A beautiful Barolac glass vase by Josef Inwald c1930. Tapering body with flared rim. High relief moulded decoration of pansy flowers fully covering the body. Frosted ground with polished contrasting highlights to the petals. A rarer piece in having blue/green staining accentuating the very lovely design. Unmarked. Model no 603 (see catalogue image). The vase measures 14.5 cm in height.
The company dates back to 1893 when Josef Inwald leased an old glassworks (originally built 1876) in Poděbrady, Bohemia. Under Inwald the glassworks prospered. By the turn of the century he had bought the site and built new workshops. In 1902 the company gained Royal Warrant to the Austrian Emperor and, with continued success, the acquisition of additional works in Bohemia. The company moved to Prague in 1922 after the collapse of the Austro-Hungarian Empire. In 1927 Inwald began producing lead crystal which initially proved popular – however a sharp fall in demand and financial difficulties during the 1930s resulted in Inwald’s closure in 1939.

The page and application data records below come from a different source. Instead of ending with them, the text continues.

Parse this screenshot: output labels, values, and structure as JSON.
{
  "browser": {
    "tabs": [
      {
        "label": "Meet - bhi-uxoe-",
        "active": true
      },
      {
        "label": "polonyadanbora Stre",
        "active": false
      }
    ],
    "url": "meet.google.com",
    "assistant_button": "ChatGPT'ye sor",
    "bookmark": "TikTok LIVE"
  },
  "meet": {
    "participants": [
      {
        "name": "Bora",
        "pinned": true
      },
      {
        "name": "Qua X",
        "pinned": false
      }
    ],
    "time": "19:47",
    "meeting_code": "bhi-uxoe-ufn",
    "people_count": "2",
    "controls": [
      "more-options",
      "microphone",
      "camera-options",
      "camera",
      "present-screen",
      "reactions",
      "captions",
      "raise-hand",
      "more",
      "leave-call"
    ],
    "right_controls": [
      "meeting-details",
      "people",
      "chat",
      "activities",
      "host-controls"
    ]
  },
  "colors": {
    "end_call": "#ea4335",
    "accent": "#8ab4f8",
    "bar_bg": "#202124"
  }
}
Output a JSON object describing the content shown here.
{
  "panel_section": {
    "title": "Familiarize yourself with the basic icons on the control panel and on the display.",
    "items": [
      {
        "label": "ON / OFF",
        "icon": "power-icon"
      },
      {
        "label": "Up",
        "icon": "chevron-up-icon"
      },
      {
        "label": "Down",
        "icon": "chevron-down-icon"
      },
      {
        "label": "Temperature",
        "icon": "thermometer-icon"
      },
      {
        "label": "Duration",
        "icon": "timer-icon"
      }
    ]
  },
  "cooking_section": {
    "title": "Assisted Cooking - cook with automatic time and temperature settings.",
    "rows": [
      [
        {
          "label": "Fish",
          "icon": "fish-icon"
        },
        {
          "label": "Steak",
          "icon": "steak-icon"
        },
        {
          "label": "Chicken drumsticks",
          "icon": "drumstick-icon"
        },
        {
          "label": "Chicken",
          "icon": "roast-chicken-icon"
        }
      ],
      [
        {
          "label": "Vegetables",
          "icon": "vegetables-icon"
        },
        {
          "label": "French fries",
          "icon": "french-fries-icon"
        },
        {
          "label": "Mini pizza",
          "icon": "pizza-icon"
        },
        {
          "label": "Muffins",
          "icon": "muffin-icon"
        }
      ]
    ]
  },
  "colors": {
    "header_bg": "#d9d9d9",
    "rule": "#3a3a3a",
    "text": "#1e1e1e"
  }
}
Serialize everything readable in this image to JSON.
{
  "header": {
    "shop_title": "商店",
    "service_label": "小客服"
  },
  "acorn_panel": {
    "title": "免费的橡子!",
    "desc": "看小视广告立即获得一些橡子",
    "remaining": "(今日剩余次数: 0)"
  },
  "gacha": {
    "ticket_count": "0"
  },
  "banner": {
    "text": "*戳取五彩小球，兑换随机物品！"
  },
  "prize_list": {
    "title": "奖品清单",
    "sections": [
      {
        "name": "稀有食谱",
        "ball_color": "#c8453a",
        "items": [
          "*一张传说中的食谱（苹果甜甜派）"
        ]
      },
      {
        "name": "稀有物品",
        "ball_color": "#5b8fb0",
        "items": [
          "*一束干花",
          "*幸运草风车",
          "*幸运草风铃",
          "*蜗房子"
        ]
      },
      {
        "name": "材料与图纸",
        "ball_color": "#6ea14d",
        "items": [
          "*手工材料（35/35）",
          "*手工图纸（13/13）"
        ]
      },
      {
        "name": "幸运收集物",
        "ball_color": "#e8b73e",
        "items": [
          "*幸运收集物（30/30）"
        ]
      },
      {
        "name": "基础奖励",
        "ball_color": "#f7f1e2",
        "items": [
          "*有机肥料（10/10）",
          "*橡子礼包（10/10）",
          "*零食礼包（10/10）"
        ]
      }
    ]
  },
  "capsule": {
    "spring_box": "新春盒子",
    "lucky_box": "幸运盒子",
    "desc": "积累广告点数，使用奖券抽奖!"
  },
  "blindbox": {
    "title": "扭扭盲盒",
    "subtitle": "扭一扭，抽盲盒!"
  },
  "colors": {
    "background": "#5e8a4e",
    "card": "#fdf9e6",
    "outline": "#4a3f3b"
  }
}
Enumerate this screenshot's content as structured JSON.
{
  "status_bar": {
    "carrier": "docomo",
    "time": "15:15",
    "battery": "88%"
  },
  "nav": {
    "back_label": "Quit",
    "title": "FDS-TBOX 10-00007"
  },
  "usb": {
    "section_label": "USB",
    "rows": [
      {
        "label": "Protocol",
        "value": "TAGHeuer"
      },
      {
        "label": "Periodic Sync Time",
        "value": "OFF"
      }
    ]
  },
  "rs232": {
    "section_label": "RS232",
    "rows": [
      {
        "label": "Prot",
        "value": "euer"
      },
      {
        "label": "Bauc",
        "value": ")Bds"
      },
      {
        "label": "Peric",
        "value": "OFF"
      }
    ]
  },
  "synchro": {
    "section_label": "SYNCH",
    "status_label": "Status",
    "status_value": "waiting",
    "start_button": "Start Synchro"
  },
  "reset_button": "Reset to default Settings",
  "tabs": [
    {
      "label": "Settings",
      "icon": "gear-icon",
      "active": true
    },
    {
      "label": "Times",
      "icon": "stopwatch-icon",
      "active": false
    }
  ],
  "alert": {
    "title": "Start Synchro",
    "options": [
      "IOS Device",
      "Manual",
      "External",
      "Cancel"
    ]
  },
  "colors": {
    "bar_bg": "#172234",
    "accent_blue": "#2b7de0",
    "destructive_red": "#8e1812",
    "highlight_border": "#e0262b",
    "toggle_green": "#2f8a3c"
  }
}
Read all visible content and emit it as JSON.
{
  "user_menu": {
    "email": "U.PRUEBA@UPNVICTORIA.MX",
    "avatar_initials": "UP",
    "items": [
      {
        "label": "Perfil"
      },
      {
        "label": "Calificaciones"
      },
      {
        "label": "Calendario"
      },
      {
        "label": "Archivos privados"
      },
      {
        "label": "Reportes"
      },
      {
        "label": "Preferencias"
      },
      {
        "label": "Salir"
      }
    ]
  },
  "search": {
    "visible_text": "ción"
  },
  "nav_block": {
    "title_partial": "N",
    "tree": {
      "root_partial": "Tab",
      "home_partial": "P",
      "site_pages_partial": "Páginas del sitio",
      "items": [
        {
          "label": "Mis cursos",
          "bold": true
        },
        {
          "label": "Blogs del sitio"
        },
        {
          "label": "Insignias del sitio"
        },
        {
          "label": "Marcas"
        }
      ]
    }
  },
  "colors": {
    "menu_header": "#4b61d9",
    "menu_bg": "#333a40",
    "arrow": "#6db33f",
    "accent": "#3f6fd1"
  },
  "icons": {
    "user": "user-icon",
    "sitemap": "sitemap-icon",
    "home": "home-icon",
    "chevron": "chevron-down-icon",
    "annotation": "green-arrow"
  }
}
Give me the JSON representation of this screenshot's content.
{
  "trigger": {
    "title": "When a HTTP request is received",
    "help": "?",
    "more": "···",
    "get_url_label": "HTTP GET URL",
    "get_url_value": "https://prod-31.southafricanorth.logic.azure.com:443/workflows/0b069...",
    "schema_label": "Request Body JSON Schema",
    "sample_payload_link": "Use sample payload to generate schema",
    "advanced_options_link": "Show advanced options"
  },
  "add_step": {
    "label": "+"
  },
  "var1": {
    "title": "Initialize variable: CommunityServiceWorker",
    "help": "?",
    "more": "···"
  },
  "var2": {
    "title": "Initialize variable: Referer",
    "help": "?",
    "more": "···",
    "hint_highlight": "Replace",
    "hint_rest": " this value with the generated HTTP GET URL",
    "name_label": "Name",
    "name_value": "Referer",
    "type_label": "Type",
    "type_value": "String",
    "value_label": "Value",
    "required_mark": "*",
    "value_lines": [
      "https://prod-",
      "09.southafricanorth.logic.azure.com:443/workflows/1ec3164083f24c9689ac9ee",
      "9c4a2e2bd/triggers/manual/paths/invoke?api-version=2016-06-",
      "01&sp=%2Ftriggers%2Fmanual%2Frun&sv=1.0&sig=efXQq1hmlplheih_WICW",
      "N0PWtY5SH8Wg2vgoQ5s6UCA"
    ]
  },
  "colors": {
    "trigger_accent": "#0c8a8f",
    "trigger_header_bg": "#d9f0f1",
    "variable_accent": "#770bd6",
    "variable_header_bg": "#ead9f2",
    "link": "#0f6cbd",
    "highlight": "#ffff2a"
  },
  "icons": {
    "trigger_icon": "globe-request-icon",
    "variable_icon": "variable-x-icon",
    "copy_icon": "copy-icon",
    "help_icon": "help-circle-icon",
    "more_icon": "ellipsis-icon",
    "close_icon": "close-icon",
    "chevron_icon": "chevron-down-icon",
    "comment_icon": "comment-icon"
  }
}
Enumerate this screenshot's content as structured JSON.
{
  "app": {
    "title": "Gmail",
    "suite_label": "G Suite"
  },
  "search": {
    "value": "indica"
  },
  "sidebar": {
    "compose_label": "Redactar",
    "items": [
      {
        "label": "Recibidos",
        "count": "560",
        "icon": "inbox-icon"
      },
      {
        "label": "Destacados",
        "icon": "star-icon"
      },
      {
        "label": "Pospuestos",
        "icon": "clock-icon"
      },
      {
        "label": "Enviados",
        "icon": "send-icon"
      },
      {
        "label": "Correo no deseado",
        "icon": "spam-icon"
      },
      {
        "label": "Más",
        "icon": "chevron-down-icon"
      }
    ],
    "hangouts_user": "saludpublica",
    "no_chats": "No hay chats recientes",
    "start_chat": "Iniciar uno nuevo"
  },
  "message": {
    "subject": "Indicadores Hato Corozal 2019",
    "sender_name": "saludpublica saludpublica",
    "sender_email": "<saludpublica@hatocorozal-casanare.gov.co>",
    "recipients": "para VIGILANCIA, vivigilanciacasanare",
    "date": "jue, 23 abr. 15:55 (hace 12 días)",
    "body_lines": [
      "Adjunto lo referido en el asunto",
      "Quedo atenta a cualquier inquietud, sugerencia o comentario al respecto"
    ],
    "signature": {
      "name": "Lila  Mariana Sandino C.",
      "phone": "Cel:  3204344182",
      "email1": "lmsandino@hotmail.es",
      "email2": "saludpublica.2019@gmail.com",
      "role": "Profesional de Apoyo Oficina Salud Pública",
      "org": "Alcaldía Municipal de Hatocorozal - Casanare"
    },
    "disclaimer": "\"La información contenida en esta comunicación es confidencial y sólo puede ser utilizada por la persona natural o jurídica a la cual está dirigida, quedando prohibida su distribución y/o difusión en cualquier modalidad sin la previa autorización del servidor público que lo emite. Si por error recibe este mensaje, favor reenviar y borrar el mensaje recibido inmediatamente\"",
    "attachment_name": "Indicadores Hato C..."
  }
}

Dating Czech glass: Barolac glass was produced by Inwald during the 1920s/30s. Sometimes confused with French art glass of the same period since it was often unmarked. Some of the original moulds were put back into production after WWII but without the highly labour-intensive hand finishes applied in earlier years. A useful clues in identifying original pieces is the presence of mould seams. Pre-1939 Czech pressed glass was hand finished to remove mould seams which were blended into the design and are difficult to find. Raised portions of some designs were polished to create contrast with the frosted surfaces. Pre-1939 frosted Czech glass is of high quality with nearly flawless consistency – very rarely showing bubbles, gaps or pits. Acid etching is even over the entire piece. Most pieces are a soft grey in colour. Where etched areas meet non-etched surfaces, the borders are crisp.